It was on this day in 1993 that Tigers legend Charlie Gehringer passed away at the age of 89.  Gehringer spent his entire 19-year career in Detroit, finishing with a .320/.404/.480 career line, the 1937 AL MVP Award, a 1935 World Series championship and induction into the Baseball Hall Of Fame.  Gehringer is still among the Tigers' franchise leaders in virtually every offensive category and is widely regarded as one of the game's greatest second basemen.

Some items from Detroit and elsewhere in the AL Central…

  • The Tigers signed first baseman Brad Eldred to a minor league contract that doesn't include an invitation to the team's Major League Spring Training camp.  Eldred, 31, has an .870 OPS and 227 homers over 10 minor league seasons but has seen just 282 plate appearances in the bigs, his most recent cup of coffee coming with the Rockies in 2010.  Eldred hit .278/.351/.536 for the Giants' Triple-A affiliate last season.
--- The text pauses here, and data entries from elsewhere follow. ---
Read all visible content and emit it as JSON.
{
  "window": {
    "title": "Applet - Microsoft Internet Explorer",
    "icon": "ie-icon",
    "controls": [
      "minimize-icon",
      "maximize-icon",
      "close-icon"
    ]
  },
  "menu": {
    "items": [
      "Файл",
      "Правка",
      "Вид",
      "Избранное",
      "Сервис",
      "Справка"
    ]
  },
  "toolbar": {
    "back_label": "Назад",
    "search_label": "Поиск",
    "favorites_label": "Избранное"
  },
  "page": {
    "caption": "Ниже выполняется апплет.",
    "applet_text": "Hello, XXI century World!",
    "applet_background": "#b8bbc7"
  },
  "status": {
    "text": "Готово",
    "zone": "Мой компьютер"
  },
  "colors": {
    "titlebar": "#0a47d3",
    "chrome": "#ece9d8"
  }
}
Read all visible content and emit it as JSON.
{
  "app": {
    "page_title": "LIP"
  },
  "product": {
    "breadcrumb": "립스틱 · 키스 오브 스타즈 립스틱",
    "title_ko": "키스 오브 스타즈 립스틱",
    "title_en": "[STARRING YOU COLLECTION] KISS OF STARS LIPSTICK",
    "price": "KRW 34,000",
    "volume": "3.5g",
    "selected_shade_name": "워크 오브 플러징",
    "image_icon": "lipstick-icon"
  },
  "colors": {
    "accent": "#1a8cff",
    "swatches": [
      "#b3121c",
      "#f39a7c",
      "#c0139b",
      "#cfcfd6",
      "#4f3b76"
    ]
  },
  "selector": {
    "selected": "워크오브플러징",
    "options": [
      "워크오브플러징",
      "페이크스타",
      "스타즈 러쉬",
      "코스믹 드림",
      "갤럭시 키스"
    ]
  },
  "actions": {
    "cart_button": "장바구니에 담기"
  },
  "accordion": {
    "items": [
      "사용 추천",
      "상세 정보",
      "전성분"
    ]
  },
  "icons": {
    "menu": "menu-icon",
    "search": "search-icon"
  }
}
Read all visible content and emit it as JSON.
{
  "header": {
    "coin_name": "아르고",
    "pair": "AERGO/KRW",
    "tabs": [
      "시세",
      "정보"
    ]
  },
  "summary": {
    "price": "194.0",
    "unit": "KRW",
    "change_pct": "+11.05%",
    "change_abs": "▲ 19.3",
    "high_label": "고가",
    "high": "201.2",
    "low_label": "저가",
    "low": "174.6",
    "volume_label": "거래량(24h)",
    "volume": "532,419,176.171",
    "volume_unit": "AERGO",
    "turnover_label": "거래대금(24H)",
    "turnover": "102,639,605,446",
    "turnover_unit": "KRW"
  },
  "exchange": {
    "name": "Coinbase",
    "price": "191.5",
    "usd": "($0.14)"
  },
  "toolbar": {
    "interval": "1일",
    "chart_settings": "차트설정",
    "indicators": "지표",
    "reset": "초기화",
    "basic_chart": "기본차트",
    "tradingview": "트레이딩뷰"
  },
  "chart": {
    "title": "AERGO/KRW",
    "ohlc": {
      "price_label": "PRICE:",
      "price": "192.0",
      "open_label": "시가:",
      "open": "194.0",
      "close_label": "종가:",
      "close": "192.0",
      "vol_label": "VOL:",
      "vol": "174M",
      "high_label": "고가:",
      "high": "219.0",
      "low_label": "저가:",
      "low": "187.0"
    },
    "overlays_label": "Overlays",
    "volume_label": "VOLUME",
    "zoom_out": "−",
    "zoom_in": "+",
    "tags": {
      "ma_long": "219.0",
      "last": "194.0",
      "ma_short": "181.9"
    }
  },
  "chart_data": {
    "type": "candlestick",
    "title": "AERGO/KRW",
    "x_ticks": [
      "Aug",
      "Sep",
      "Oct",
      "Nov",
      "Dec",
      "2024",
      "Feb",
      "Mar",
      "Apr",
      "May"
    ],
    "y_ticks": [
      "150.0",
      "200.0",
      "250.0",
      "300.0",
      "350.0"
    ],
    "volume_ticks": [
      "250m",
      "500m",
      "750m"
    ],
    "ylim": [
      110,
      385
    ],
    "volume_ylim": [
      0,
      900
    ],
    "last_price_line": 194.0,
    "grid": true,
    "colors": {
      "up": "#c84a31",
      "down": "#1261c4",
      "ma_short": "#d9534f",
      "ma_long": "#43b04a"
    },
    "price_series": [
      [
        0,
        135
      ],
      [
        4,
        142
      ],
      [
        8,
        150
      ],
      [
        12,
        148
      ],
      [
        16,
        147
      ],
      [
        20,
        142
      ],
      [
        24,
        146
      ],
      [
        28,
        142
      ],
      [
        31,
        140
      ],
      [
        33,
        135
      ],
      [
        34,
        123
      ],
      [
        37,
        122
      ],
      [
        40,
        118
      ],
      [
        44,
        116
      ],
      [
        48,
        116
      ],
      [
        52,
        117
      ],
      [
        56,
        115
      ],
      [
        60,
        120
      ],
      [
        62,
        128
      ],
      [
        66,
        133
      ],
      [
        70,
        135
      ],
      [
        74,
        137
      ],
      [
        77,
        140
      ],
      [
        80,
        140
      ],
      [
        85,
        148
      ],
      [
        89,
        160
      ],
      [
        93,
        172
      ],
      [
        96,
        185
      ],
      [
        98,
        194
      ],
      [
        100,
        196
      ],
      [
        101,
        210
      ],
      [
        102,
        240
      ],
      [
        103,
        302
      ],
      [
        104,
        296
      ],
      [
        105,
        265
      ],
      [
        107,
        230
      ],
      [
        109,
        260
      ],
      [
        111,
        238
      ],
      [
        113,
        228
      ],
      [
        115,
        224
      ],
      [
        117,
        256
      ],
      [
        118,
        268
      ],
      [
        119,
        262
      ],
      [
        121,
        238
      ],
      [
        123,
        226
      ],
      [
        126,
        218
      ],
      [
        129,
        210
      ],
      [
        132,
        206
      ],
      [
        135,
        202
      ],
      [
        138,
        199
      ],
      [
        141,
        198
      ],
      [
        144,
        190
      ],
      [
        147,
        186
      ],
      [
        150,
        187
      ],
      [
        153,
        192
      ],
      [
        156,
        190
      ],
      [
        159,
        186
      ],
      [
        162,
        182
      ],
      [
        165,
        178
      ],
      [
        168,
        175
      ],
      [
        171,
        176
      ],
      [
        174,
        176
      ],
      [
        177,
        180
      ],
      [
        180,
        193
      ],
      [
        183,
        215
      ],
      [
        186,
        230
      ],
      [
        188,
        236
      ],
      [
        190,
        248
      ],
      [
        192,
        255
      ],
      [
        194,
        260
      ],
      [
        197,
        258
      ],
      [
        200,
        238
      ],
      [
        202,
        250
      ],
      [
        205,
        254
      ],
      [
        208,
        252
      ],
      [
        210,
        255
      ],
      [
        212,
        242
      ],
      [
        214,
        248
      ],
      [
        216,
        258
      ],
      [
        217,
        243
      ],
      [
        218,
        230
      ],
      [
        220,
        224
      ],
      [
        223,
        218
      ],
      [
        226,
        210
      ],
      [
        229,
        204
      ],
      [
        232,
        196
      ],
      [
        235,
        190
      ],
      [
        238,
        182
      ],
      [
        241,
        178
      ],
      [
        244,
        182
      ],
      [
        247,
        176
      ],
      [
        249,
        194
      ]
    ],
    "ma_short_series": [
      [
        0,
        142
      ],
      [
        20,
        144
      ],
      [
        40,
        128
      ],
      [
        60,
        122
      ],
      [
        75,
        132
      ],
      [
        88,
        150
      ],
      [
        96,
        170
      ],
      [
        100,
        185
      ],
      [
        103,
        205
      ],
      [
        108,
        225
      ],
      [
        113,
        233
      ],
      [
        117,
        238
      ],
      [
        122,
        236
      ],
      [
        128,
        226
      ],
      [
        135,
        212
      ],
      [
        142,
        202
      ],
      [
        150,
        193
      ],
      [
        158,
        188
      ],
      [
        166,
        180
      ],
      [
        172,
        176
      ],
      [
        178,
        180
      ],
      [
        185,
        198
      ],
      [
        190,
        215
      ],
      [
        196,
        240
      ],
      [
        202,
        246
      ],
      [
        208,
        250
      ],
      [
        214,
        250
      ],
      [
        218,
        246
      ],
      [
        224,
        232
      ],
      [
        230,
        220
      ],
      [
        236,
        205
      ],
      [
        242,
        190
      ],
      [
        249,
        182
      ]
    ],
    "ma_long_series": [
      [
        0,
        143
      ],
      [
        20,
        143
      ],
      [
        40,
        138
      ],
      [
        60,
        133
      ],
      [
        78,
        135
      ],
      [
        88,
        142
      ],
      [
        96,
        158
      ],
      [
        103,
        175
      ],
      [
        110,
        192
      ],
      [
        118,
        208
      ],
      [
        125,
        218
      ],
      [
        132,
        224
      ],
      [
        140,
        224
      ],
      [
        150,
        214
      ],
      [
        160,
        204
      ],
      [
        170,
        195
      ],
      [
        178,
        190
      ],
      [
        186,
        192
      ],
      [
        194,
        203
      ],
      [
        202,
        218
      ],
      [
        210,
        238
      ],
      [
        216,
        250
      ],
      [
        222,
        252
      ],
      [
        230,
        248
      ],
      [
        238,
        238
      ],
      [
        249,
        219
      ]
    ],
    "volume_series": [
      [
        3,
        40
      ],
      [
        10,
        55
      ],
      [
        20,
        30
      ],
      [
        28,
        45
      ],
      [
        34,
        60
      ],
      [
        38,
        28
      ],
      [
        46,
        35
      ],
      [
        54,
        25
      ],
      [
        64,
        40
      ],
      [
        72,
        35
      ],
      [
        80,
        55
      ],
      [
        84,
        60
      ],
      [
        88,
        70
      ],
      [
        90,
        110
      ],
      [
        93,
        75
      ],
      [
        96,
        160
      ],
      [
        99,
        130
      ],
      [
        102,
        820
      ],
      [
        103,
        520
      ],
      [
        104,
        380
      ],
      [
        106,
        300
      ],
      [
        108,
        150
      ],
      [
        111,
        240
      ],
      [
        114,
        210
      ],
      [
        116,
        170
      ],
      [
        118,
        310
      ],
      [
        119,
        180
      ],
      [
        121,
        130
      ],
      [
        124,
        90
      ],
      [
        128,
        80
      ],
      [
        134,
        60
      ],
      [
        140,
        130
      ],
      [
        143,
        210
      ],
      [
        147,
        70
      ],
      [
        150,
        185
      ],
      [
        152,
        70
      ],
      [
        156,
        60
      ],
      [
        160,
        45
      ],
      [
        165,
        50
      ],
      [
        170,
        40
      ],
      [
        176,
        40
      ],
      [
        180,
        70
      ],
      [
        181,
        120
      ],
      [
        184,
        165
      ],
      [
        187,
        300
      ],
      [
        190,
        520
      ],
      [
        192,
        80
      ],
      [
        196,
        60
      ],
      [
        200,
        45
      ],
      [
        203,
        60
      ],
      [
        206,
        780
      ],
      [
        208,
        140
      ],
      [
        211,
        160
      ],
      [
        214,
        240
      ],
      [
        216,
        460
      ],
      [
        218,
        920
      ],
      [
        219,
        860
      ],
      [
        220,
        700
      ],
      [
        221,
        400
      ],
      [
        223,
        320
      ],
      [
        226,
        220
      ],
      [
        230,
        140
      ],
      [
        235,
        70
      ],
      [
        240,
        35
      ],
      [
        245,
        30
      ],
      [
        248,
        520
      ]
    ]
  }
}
  • The Royals shouldn't wait to sign Alex Gordon to an extension, argues Sam Mellinger of the Kansas City Star.  Mellinger thinks Michael Cuddyer's three-year, $31.5MM pact with the Rockies could be "the general framework" for a new Gordon deal, and both Gordon and Cuddyer are represented by agent Casey Close.  Mellinger thinks a four-year, $35MM contract would fair to both sides; that's about $5MM higher than what MLBTR's Tim Dierkes guessed a Gordon extension would look like last August.
  • Jon Heyman of thinks the Indians should release Roberto Hernandez Heredia (a.k.a. Fausto Carmona) and use the saved salary on an available pitcher like Roy Oswalt, Edwin Jackson or Livan Hernandez.
  • Melissa Segura of Sports Illustrated looks at how teams pay much larger median bonuses to 16-year-old Latin American prospects, when a much smaller percentage of those young prospects actually reach the majors.  While players like Carmona have knowingly committed age and identity fraud, Segura argues that "by placing such high premiums on 16-year-olds, teams are fooling themselves."